● **Work required**
Each of the lines below must be restated exactly.

___

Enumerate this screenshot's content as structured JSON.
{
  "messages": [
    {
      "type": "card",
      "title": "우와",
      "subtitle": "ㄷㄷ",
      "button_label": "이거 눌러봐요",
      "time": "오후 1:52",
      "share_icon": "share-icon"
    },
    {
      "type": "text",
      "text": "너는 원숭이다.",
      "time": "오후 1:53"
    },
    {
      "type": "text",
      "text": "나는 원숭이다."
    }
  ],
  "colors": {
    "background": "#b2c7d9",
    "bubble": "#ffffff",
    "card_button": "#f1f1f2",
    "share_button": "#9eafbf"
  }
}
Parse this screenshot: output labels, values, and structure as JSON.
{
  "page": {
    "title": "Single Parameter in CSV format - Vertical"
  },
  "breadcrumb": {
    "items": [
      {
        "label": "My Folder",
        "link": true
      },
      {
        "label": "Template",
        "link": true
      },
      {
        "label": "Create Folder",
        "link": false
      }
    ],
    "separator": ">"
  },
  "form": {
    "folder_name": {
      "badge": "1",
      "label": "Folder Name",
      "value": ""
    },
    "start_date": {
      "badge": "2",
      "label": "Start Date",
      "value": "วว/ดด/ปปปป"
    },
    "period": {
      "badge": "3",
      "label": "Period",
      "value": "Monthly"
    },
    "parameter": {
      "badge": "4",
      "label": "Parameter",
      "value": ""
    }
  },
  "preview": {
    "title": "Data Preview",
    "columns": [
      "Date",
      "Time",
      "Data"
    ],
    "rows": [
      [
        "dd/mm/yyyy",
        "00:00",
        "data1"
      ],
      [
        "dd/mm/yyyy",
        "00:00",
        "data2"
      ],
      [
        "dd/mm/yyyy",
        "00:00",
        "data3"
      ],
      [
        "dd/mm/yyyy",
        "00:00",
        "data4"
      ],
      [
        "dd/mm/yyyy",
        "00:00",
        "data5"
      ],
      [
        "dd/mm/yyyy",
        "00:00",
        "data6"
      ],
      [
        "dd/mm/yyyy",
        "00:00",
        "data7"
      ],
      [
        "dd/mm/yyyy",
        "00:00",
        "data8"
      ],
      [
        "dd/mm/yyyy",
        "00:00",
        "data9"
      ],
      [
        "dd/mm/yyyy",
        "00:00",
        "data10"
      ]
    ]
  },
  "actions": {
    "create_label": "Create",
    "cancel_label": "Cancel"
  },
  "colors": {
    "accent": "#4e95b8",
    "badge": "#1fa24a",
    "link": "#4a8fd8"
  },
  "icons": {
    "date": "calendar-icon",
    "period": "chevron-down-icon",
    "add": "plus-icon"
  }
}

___

● **Finished task**
Enumerate this screenshot's content as structured JSON.
{
  "messages": [
    {
      "type": "card",
      "title": "우와",
      "subtitle": "ㄷㄷ",
      "button_label": "이거 눌러봐요",
      "time": "오후 1:52",
      "share_icon": "share-icon"
    },
    {
      "type": "text",
      "text": "너는 원숭이다.",
      "time": "오후 1:53"
    },
    {
      "type": "text",
      "text": "나는 원숭이다."
    }
  ],
  "colors": {
    "background": "#b2c7d9",
    "bubble": "#ffffff",
    "card_button": "#f1f1f2",
    "share_button": "#9eafbf"
  }
}
Parse this screenshot: output labels, values, and structure as JSON.
{
  "page": {
    "title": "Single Parameter in CSV format - Vertical"
  },
  "breadcrumb": {
    "items": [
      {
        "label": "My Folder",
        "link": true
      },
      {
        "label": "Template",
        "link": true
      },
      {
        "label": "Create Folder",
        "link": false
      }
    ],
    "separator": ">"
  },
  "form": {
    "folder_name": {
      "badge": "1",
      "label": "Folder Name",
      "value": ""
    },
    "start_date": {
      "badge": "2",
      "label": "Start Date",
      "value": "วว/ดด/ปปปป"
    },
    "period": {
      "badge": "3",
      "label": "Period",
      "value": "Monthly"
    },
    "parameter": {
      "badge": "4",
      "label": "Parameter",
      "value": ""
    }
  },
  "preview": {
    "title": "Data Preview",
    "columns": [
      "Date",
      "Time",
      "Data"
    ],
    "rows": [
      [
        "dd/mm/yyyy",
        "00:00",
        "data1"
      ],
      [
        "dd/mm/yyyy",
        "00:00",
        "data2"
      ],
      [
        "dd/mm/yyyy",
        "00:00",
        "data3"
      ],
      [
        "dd/mm/yyyy",
        "00:00",
        "data4"
      ],
      [
        "dd/mm/yyyy",
        "00:00",
        "data5"
      ],
      [
        "dd/mm/yyyy",
        "00:00",
        "data6"
      ],
      [
        "dd/mm/yyyy",
        "00:00",
        "data7"
      ],
      [
        "dd/mm/yyyy",
        "00:00",
        "data8"
      ],
      [
        "dd/mm/yyyy",
        "00:00",
        "data9"
      ],
      [
        "dd/mm/yyyy",
        "00:00",
        "data10"
      ]
    ]
  },
  "actions": {
    "create_label": "Create",
    "cancel_label": "Cancel"
  },
  "colors": {
    "accent": "#4e95b8",
    "badge": "#1fa24a",
    "link": "#4a8fd8"
  },
  "icons": {
    "date": "calendar-icon",
    "period": "chevron-down-icon",
    "add": "plus-icon"
  }
}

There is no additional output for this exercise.